__How to complete this task__.
Copy each line from the entries that the word "label" appears in.

__The input__.
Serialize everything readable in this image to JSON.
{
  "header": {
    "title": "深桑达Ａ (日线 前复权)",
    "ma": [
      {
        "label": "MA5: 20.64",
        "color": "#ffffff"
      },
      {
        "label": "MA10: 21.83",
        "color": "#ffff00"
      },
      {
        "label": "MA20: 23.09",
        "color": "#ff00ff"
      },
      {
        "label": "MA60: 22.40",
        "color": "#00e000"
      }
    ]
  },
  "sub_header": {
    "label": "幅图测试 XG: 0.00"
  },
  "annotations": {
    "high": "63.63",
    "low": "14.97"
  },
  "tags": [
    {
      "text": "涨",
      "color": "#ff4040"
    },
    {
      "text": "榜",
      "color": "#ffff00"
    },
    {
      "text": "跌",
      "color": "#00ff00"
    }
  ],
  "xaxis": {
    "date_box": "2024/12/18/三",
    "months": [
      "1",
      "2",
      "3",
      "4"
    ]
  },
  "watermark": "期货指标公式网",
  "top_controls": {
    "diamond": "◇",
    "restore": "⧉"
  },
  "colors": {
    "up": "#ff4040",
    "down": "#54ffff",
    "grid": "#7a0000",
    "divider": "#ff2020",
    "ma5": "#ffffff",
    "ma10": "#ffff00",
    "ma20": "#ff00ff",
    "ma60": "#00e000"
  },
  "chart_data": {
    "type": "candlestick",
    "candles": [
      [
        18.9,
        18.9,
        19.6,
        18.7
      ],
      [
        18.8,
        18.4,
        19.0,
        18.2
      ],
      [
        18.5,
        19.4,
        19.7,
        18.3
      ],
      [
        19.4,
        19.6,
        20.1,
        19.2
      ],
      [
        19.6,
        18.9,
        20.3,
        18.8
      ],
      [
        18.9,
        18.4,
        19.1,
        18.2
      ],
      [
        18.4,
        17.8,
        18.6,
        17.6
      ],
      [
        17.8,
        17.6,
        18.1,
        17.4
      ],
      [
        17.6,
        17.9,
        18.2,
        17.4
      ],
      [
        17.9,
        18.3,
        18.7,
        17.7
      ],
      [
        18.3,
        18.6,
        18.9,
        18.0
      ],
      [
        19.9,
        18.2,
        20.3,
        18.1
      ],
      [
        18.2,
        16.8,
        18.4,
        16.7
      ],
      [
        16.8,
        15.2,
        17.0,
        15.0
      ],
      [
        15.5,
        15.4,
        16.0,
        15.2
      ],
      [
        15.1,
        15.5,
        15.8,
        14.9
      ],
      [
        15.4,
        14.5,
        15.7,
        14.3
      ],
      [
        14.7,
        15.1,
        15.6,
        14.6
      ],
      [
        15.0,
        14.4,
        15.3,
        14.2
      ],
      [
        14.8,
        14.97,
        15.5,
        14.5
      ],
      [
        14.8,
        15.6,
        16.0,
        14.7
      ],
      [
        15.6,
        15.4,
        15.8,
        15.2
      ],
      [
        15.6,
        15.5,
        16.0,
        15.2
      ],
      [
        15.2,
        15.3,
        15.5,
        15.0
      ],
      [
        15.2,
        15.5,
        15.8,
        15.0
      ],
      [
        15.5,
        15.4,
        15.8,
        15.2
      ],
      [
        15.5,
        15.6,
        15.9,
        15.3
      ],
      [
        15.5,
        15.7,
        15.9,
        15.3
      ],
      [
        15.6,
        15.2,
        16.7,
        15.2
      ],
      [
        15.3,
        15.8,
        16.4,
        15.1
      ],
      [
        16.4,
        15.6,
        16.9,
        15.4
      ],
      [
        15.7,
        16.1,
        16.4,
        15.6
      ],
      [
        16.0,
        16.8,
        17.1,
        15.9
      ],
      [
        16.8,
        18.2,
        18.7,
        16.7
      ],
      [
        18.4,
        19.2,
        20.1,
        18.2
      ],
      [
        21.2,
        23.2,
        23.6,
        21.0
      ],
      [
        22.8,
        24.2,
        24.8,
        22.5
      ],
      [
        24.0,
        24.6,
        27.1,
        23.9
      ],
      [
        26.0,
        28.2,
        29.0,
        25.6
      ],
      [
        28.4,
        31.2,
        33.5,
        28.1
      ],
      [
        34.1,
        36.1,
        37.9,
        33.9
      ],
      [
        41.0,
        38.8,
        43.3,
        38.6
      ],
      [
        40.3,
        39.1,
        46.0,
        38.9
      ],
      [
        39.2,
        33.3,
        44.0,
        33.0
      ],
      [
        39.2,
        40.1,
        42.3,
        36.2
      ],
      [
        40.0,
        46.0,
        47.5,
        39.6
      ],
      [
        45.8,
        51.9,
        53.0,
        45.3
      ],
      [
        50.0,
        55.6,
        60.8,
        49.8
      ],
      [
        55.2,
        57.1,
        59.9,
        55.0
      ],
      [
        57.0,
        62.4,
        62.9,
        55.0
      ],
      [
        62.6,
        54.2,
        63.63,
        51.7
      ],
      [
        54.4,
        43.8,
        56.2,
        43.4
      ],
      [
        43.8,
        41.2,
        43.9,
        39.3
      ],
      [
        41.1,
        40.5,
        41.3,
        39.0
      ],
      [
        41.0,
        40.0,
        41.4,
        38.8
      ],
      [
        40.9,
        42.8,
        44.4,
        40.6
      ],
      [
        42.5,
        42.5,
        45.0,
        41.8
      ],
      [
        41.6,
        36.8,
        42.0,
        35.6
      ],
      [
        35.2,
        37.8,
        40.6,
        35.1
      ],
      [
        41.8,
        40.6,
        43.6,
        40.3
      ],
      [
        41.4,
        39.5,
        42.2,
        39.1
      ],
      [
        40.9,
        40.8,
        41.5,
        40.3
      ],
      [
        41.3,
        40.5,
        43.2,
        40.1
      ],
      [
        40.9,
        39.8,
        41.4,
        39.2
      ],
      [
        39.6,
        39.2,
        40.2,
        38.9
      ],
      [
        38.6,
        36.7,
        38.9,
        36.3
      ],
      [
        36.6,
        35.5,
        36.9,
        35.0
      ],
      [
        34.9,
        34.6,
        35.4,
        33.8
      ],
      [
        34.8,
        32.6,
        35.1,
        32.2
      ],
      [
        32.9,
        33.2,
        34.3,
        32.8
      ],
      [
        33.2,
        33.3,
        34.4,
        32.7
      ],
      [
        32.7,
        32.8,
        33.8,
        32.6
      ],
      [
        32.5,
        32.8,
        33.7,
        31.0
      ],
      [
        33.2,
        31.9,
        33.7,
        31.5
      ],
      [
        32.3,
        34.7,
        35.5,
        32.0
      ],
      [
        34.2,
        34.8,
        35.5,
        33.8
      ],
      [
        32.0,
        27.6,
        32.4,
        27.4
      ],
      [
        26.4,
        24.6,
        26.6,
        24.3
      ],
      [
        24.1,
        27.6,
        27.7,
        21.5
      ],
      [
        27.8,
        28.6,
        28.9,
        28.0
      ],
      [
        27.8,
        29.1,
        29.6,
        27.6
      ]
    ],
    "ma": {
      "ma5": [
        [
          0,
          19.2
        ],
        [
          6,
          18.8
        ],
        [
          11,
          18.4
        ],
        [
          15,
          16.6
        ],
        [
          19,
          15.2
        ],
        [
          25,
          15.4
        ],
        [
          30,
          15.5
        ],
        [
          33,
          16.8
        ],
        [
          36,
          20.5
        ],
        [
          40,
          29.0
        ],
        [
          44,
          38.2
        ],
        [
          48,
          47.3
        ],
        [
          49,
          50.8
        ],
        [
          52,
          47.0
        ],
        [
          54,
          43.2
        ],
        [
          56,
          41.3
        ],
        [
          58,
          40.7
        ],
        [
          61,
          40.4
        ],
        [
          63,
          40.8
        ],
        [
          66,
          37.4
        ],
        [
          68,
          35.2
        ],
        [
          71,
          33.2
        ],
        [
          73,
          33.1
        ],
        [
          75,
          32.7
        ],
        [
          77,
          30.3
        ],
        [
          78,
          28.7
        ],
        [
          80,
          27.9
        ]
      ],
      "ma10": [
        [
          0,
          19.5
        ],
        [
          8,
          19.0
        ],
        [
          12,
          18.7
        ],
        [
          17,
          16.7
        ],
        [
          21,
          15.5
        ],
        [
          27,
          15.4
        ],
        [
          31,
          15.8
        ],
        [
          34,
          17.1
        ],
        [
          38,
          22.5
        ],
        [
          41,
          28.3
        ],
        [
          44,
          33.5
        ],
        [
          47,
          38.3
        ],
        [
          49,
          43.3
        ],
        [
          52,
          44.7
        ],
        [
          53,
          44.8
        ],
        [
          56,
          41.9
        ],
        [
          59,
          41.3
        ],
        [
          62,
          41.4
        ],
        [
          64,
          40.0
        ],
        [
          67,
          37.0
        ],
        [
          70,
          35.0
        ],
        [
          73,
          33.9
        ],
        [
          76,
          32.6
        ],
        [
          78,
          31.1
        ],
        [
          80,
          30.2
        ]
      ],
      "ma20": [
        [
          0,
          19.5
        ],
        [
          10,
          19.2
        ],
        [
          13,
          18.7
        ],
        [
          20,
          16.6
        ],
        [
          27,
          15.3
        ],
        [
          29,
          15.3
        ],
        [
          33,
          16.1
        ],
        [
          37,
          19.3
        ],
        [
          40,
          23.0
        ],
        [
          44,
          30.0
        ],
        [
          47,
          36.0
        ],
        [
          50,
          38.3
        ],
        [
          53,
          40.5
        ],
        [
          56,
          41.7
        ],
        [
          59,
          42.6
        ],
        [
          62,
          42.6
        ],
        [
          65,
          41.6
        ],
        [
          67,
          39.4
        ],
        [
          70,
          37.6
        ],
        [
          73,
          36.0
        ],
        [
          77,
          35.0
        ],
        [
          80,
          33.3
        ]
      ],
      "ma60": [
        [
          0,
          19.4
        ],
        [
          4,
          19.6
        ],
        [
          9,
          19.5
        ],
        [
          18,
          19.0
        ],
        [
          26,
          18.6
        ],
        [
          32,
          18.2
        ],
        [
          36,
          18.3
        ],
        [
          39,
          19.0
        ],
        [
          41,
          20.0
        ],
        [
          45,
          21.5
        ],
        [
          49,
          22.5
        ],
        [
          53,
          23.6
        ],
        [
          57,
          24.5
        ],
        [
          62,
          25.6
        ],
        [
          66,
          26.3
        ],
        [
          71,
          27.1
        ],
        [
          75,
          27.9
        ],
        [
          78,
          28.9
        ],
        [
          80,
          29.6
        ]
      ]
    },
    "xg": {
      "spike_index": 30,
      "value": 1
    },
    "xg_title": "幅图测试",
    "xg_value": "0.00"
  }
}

__Response to the exercise__.
        "label": "MA5: 20.64",
        "label": "MA10: 21.83",
        "label": "MA20: 23.09",
        "label": "MA60: 22.40",
    "label": "幅图测试 XG: 0.00"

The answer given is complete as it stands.